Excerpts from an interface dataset
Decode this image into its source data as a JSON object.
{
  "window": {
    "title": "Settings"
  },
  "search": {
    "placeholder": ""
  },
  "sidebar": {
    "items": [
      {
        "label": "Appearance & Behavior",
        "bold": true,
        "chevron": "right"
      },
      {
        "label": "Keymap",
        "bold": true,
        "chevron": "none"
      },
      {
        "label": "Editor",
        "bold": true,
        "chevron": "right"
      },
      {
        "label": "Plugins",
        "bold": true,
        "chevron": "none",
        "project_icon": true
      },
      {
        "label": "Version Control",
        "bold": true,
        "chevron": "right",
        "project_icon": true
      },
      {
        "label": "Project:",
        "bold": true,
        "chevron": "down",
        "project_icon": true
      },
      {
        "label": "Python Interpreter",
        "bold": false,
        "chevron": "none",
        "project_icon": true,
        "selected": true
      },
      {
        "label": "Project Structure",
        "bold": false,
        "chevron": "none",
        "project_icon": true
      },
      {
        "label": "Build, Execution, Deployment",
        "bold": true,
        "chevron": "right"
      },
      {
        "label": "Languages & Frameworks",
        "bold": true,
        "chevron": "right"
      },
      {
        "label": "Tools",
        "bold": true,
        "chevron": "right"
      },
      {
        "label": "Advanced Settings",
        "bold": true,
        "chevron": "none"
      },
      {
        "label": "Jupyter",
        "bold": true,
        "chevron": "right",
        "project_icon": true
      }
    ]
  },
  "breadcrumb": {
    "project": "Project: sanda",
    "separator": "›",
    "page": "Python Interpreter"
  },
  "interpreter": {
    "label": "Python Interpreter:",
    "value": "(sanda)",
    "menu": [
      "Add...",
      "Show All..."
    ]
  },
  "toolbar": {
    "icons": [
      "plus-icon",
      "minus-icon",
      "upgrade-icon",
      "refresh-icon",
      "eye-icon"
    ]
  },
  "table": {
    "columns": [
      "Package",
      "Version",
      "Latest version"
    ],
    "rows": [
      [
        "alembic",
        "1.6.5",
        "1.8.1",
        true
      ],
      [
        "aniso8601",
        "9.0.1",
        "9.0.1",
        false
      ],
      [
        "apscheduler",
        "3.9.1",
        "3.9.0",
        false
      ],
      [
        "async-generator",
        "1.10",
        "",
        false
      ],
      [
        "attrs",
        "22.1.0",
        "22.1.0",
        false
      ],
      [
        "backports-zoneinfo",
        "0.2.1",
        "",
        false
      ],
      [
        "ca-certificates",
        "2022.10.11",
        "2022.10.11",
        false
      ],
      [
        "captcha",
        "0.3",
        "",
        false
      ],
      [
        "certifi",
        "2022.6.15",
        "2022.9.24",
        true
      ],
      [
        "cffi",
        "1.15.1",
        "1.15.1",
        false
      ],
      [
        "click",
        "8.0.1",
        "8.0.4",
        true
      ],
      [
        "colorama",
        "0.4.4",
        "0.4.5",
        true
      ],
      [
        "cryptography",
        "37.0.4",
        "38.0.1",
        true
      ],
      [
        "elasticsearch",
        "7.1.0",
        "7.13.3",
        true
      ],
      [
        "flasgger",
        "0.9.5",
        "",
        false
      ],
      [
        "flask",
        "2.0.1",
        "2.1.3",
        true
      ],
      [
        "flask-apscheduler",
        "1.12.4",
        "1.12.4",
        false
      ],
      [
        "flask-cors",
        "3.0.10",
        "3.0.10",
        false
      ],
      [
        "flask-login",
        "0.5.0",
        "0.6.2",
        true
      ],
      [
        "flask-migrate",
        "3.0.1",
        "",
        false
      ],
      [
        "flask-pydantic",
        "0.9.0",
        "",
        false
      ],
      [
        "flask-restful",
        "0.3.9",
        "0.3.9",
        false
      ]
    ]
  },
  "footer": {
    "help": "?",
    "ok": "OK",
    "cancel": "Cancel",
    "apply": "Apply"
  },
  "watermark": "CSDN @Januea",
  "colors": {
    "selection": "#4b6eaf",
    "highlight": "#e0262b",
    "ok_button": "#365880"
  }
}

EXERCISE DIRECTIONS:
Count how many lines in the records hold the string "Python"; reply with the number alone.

RESULT OF THIS TASK:
3